Key players in helping HHS meet their goal are HRSA Ryan White HIV/AIDS Program grantees. Ryan White HIV/AIDS grantees serve hard-to-reach populations who are disproportionately affected by HIV by utilizing the 340B Drug Prescription Program among other resources. Grantees focus on providing care and treatment services for underserved at-risk populations, including the LGBTQ+ community, IV drug users, people facing homelessness or incarceration, and those without insurance. The 340B program has been a catalyst in helping the Ryan White clinics grow and provide services to more than half a million people each year. These clinics provide qualified recipients with FDA-approved medications, health insurance, services that improve access and adherence to drug treatments, among many other critical services.

Who was Ryan White?

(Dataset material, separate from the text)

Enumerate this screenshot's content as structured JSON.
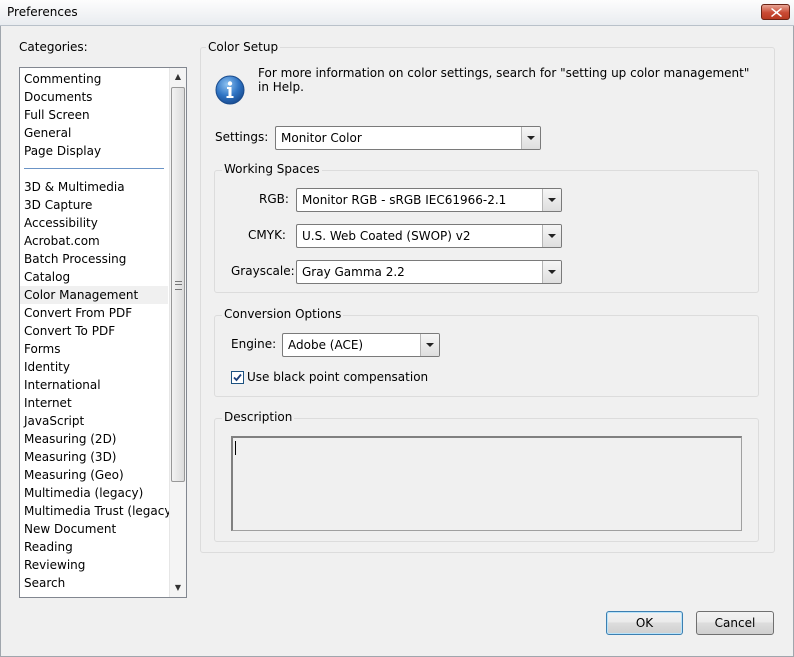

Ryan White was a 13 year-old boy who lived in a small Indiana town and became infected with HIV after he had a blood transfusion. When he was diagnosed with AIDS, he was given six months to live. He faced AIDS-related discrimination in his small community and he had to fight for his right to attend school. Ryan gained national attention and became the face of the need for public education about the disease. He defied his doctors’ expectations and lived five years after his original prognosis. Ryan died one month before his high school graduation. Four months after his death, Congress passed the Ryan White Comprehensive AIDS Resources Emergency Act. It is the largest federally funded program for people living with HIV/AIDS.

Ryan White grantees make a difference

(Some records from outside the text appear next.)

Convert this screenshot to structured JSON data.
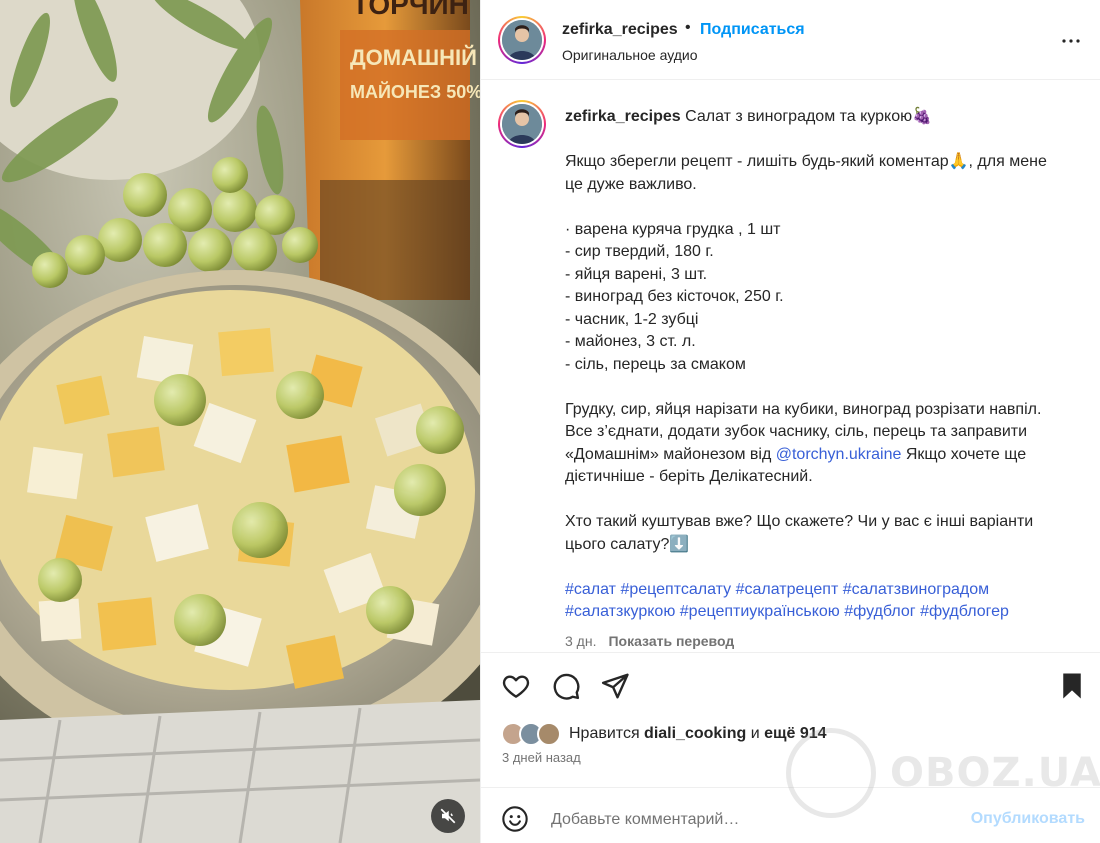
{
  "media": {
    "package_brand": "ТОРЧИН",
    "package_title": "ДОМАШНІЙ",
    "package_sub": "МАЙОНЕЗ 50%",
    "mute_icon": "speaker-muted-icon"
  },
  "header": {
    "username": "zefirka_recipes",
    "separator": "•",
    "follow_label": "Подписаться",
    "audio_label": "Оригинальное аудио",
    "more_icon": "more-horizontal-icon"
  },
  "caption": {
    "username": "zefirka_recipes",
    "title": "Салат з виноградом та куркою🍇",
    "intro": "Якщо зберегли рецепт - лишіть будь-який коментар🙏, для мене це дуже важливо.",
    "ingredients": [
      "· варена куряча грудка , 1 шт",
      "- сир твердий, 180 г.",
      "- яйця варені, 3 шт.",
      "- виноград без кісточок, 250 г.",
      "- часник, 1-2 зубці",
      "- майонез, 3 ст. л.",
      "- сіль, перець за смаком"
    ],
    "method_before_mention": "Грудку, сир, яйця нарізати на кубики, виноград розрізати навпіл. Все з’єднати, додати зубок часнику, сіль, перець та заправити «Домашнім» майонезом від ",
    "mention": "@torchyn.ukraine",
    "method_after_mention": " Якщо хочете ще дієтичніше - беріть Делікатесний.",
    "question": "Хто такий куштував вже? Що скажете? Чи у вас є інші варіанти цього салату?⬇️",
    "hashtags": [
      "#салат",
      "#рецептсалату",
      "#салатрецепт",
      "#салатзвиноградом",
      "#салатзкуркою",
      "#рецептиукраїнською",
      "#фудблог",
      "#фудблогер"
    ],
    "age": "3 дн.",
    "translate_label": "Показать перевод"
  },
  "actions": {
    "like_icon": "heart-icon",
    "comment_icon": "comment-icon",
    "share_icon": "share-icon",
    "save_icon": "bookmark-icon"
  },
  "likes": {
    "prefix": "Нравится ",
    "user": "diali_cooking",
    "middle": " и ",
    "count": "ещё 914"
  },
  "date_label": "3 дней назад",
  "comment": {
    "emoji_icon": "emoji-smile-icon",
    "placeholder": "Добавьте комментарий…",
    "publish_label": "Опубликовать"
  },
  "watermark": "OBOZ.UA"
}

In spite of the progress made in treating people and educating the public about the disease, people living with HIV face discrimination in their day-to-day lives including within the healthcare industry. Stigma is still attached to the diagnosis, and it can lead to people avoiding prevention, testing, treatment, and disclosure. LGBTQ+ and BIPOC communities feel the biggest impact of discrimination in the form of homophobia, drug abuse stereotypes, and being moral judgement.

Ryan White grantees provide a safe space for vulnerable patients in their welcoming, inclusive clinics. They ensure that anyone who needs it receives access to life saving care, regardless of their ability to pay. Ryan White grantees are also providing gender affirming care and treatment services for transgender and gender diverse people with living with HIV. In addition to medical care and medication, Ryan White grantees provide housing, behavioral/mental, health care, and in some cases, even dental care. 340B program funds are essential to supporting grantees in their mission to expand prevention, diagnosis, and treatment of HIV. These clinics support HIV/AIDS patients holistically and they educate the broader community on proper care and inclusivity.

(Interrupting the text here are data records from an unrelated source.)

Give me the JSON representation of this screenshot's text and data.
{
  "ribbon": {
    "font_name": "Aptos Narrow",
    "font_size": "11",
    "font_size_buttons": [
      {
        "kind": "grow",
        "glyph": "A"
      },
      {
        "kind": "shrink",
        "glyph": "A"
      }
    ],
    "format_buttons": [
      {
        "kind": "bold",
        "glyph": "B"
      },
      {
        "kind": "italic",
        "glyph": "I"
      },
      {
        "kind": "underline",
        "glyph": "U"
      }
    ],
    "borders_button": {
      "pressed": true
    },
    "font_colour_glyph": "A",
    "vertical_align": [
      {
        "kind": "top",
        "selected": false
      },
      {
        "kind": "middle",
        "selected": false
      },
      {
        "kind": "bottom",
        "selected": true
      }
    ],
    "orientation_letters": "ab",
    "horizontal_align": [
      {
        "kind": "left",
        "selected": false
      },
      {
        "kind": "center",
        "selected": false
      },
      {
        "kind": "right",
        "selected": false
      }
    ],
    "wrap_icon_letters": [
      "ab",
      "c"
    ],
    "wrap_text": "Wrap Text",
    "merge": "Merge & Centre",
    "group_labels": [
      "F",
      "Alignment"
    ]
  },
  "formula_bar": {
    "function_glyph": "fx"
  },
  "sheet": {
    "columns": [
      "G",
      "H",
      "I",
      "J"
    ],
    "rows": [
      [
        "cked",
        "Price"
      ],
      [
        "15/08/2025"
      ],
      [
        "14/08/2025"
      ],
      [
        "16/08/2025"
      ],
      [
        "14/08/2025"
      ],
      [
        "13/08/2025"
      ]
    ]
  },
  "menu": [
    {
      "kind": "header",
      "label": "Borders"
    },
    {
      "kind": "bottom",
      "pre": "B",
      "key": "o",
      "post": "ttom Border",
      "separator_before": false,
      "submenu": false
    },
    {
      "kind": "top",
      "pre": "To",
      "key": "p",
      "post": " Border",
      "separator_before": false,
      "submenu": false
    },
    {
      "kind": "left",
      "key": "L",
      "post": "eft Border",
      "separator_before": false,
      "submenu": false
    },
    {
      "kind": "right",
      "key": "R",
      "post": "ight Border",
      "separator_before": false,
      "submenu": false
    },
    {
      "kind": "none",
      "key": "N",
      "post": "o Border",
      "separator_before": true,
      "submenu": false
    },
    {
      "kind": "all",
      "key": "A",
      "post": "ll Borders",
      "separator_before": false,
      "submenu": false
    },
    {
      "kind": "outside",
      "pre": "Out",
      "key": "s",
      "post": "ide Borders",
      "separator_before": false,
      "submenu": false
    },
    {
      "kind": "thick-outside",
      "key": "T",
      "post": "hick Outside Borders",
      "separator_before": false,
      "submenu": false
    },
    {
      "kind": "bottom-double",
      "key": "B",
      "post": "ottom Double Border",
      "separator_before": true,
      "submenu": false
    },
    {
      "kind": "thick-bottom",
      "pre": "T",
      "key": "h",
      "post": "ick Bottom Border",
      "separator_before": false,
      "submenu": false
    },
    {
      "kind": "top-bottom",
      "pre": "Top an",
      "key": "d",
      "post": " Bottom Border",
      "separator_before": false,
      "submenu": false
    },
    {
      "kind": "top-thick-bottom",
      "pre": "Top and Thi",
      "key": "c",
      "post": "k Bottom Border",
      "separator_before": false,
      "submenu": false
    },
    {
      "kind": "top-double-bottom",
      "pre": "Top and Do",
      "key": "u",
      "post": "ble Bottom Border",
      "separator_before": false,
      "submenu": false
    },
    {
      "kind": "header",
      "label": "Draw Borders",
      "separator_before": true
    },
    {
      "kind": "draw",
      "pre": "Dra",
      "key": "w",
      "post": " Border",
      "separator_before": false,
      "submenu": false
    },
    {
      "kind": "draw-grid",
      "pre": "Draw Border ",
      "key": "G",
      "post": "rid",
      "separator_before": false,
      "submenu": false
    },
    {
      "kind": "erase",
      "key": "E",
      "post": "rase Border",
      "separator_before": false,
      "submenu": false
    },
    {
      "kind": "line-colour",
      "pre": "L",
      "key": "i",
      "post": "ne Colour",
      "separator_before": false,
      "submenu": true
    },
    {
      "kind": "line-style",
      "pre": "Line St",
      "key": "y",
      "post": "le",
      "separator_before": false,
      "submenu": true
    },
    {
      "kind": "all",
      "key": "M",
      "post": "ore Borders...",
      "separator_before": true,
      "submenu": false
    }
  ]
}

Facts and figures

According to a 2020 report from HRSA, the Ryan White Program has improved outcomes for those affected by HIV/AIDS:

  • Viral suppression on average increased from 69.5% suppressed in 2010 to 89.4% suppressed in 2020.
  • Average age group of Ryan White clients expanded from 45-54 years old in 2010 to 21-64 years old in 2020.
  • Approximately 600,000 patients participate in the program.
  • Over 300,000 patients who participate do not have health care coverage.
  • Patients living below the federal poverty level will not need to pay a fee.
A little more on the 340B Drug Prescription Program…

The 340B program began in 2002. In order for drug manufacturers to participate in federal programs like Medicaid and Medicare, they must provide outpatient drugs to eligible health care organizations such as not-for-profit hospitals, Ryan White & STI clinics, and community health centers, at significantly reduced prices. Savings generated by the program for these covered entities are a significant source of their overall revenue and absolutely critical to their ability to serve their vulnerable patient populations.

We want to thank all of the Ryan White HIV/AIDS Program grantees for providing incredible care and support for their patients. It is admirable to see these clinics deliver high quality equitable care while being focused on ending discrimination and breaking down the barriers to accessing critical services within the healthcare system

View other blogs in our prevention and awareness series…